In the 80s Liverpool band The Christians enjoyed healthy chart success. Songs like ‘Forgotten Town’, ‘Ideal World’ and a cover of ‘Harvest For The World’ became radio mainstays and their eponymous debut album and its follow up ‘Colours’ went to #2 and #1 on the LP charts. Too quickly though the band (essentially three brothers – Garry, Roger and Russell Christian and Scouse muso Henry Priestman) dropped off the radar. 1995 Garry cut a solo album all but disbanding the group and the premature death of Roger in 1998 reinforced the band’s demise. At the beginning of the new millennium, though, Garry resurrected the band. With new sidemen Joey Ankrah and Neil Griffiths and support musicians, the Christians began to tour again and they’ve just released this – a brand new album – exactly 25 years since the release of that debut set.
The good news for fans of that album and ‘Colours’ is that the Christians’ sound is essentially the same – that is gritty pop/soul anchored by Garry Christian’s intense and committed vocals.

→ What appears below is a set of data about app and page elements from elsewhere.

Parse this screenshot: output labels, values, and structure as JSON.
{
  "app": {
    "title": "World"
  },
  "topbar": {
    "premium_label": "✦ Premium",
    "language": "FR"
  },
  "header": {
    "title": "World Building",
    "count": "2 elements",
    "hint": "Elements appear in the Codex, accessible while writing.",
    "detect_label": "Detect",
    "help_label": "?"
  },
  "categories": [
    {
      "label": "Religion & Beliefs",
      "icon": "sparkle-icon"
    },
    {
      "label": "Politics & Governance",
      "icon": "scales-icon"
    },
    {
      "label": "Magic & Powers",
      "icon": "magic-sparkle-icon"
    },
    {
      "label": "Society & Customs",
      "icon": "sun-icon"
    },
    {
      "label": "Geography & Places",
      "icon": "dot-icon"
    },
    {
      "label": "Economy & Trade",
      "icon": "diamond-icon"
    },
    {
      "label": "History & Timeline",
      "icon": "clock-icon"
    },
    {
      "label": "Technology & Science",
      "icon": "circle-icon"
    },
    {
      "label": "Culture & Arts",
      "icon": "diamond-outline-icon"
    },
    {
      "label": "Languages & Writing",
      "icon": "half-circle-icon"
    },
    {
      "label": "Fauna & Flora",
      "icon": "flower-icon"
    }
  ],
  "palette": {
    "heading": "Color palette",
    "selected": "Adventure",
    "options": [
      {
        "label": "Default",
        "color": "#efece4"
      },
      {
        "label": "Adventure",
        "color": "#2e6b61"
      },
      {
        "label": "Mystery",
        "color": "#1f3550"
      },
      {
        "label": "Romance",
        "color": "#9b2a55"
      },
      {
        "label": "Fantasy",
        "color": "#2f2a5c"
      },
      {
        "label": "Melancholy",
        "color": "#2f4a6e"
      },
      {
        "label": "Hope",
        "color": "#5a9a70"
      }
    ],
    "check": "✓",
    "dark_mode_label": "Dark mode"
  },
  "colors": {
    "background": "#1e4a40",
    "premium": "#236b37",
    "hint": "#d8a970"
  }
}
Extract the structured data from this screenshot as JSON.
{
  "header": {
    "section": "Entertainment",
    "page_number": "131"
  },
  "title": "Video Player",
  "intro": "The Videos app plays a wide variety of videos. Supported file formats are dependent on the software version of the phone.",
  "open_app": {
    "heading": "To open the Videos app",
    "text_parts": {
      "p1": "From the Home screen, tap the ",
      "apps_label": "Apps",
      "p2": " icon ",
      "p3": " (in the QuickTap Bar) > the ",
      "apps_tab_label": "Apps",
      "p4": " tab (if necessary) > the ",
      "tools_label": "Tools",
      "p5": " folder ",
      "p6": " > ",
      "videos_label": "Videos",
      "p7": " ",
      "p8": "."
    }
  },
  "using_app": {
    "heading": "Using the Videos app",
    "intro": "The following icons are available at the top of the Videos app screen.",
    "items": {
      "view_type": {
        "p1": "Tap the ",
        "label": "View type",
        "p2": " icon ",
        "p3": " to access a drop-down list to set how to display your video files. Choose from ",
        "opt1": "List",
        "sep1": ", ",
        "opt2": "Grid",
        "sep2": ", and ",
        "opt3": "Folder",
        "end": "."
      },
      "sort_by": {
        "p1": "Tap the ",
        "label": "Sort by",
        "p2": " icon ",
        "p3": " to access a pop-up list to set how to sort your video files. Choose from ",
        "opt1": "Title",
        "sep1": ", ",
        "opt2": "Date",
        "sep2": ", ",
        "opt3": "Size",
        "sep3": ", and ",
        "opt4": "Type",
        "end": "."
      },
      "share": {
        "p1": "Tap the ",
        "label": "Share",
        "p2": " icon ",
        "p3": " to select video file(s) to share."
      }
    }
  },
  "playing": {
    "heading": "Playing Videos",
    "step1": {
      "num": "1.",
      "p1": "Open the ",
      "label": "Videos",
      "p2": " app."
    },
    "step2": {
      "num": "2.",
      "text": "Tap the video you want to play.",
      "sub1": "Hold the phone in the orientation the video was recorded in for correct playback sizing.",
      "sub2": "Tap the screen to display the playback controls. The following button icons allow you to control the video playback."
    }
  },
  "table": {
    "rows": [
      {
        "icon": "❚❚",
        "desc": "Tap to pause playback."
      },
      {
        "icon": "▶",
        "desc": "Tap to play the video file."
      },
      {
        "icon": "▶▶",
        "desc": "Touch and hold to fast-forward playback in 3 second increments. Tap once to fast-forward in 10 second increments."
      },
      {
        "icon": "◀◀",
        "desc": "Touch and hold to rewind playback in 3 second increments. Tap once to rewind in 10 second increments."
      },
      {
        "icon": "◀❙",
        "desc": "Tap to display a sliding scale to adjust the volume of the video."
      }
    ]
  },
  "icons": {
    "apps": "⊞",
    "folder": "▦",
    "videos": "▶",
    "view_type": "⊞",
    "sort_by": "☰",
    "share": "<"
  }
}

Best cut amongst the ten on offer is the melodic beat ballad ‘Remedy’. Elsewhere there are plenty of sombre ballads like ‘Steal Away’ and ‘Speed Of Life’ and catchy, Beatle style guitar-led beaters (try ‘A Dog And Its Day’). The LP’s other predominant flavour is folksy/pop –typified by the opener ‘And My Ship Was Coming In’ while the album’s only cover is a take on Marvin Gaye’s ‘Inner City Blues’. It’s perfectly adequate but begs the question “why?” It adds nothing new and the only explanation I can come to it for its inclusion is that its dark depth, sombre mood and inherent pessimism fits the album’s overall mood. Therein lies what I think is the problem with ‘Speed Of Life”. It’s just too stark and sombre … but maybe that’s what Christians’ fans expect. In the 80s there was an heaviness about their music and now 25 years later it remains.